Every line of the listing that contains the word "actions" is to be copied out.

▶ PROVIDED ENTRIES

>>>

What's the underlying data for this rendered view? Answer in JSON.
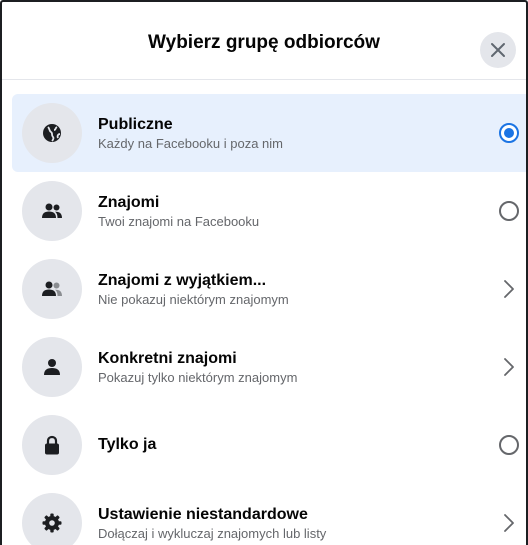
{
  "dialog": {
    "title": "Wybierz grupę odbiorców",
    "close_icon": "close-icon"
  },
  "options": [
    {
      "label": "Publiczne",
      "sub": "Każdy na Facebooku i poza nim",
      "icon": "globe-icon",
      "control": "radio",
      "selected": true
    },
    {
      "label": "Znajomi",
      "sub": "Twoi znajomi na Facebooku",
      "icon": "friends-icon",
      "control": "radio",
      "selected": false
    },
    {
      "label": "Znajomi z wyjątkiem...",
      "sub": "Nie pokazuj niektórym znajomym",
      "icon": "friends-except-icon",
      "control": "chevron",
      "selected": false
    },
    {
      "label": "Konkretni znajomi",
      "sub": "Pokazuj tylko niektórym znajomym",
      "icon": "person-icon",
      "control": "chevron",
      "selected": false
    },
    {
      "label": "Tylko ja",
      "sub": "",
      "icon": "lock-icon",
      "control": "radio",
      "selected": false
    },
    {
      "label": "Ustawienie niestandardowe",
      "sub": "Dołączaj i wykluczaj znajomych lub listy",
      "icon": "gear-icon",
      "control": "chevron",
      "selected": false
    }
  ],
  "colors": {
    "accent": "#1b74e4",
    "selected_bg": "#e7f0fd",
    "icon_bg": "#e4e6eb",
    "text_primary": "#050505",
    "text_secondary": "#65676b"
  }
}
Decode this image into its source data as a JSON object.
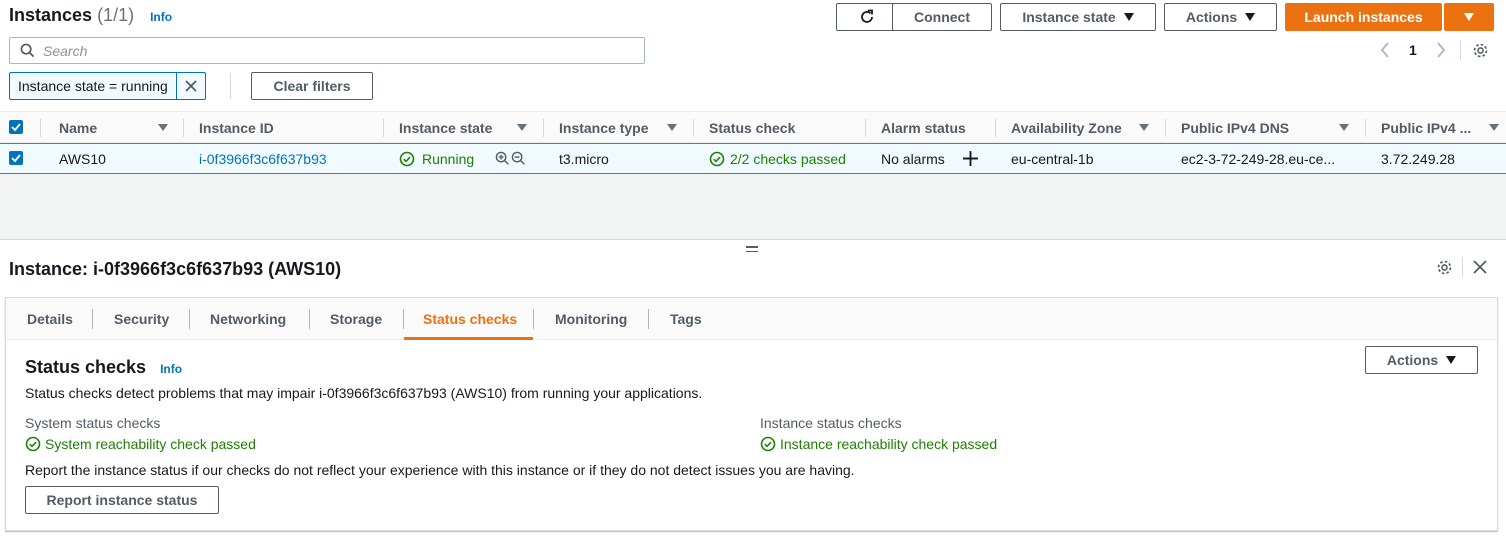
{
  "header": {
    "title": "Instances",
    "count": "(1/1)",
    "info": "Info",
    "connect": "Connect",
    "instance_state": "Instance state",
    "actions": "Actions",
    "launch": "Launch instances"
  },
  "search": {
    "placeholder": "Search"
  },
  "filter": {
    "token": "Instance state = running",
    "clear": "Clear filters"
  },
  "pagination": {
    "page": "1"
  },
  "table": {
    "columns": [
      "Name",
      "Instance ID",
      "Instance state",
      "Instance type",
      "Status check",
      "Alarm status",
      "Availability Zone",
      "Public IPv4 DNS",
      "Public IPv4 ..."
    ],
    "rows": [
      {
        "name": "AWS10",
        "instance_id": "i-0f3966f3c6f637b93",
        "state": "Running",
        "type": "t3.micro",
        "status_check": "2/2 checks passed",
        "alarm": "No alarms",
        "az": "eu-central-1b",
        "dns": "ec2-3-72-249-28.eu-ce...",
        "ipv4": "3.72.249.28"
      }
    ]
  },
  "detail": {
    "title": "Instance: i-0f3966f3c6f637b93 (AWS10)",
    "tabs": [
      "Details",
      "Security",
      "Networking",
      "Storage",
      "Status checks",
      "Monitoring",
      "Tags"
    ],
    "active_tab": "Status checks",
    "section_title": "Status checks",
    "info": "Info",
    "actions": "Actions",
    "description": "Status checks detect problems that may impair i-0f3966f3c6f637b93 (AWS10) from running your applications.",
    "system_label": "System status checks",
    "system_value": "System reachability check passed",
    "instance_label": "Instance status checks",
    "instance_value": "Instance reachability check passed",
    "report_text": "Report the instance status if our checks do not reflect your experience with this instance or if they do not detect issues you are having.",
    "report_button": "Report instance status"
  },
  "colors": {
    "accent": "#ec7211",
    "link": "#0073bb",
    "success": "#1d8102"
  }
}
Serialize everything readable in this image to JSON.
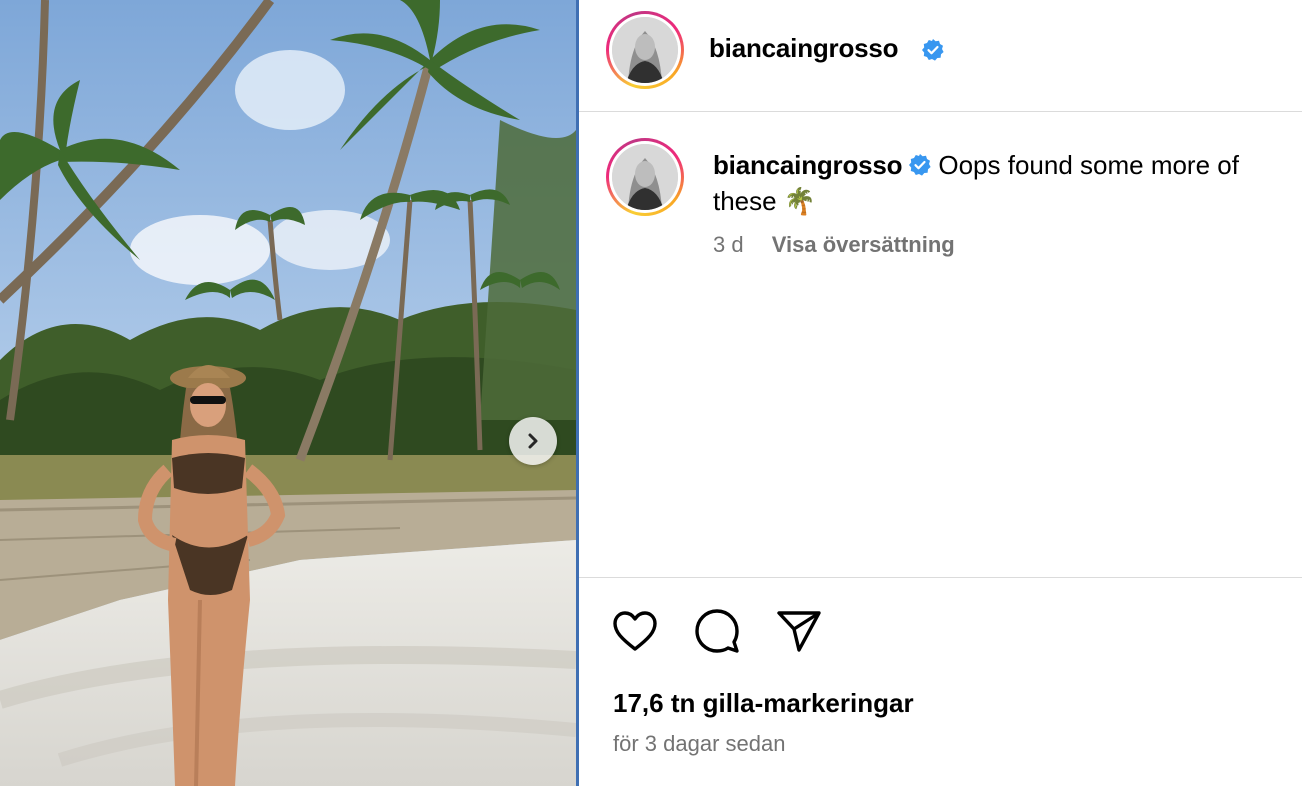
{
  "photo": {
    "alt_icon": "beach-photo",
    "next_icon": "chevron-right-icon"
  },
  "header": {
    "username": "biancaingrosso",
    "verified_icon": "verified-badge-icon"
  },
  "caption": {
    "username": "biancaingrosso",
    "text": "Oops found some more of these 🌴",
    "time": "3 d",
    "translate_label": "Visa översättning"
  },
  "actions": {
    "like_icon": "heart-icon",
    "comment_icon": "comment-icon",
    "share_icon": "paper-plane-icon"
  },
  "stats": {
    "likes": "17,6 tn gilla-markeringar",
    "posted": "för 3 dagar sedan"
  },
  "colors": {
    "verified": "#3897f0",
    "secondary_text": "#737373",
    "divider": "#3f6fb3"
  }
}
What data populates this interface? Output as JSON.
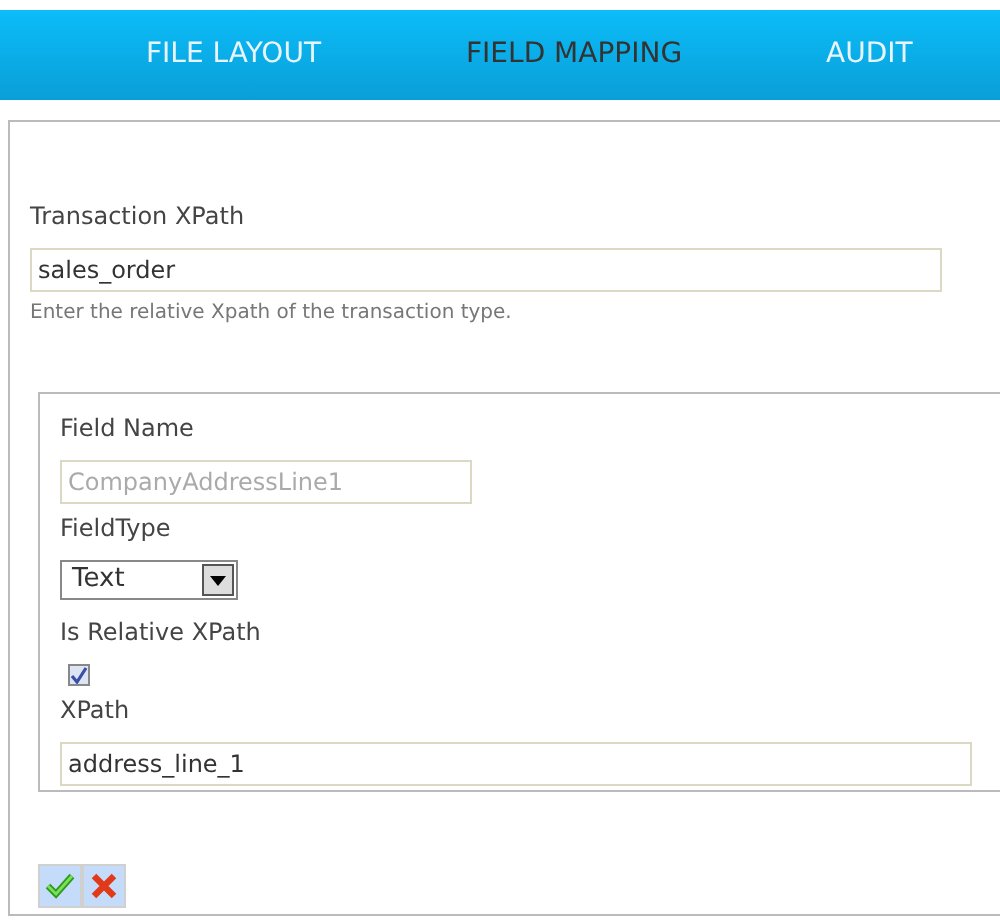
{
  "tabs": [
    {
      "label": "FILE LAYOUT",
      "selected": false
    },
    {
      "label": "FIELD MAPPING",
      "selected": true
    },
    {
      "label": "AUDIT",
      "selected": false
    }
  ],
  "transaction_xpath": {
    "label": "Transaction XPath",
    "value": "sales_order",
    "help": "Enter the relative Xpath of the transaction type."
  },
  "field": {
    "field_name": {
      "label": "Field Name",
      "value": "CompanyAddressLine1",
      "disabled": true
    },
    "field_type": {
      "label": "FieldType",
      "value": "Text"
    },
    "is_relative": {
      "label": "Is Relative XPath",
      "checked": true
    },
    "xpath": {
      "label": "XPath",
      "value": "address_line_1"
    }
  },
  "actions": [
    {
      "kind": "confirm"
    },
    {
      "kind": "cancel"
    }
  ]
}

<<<

▶ ANSWER TO THIS PROBLEM
    "actions": "Actions",
    "actions": "Actions",
  "actions": {
  "actions": [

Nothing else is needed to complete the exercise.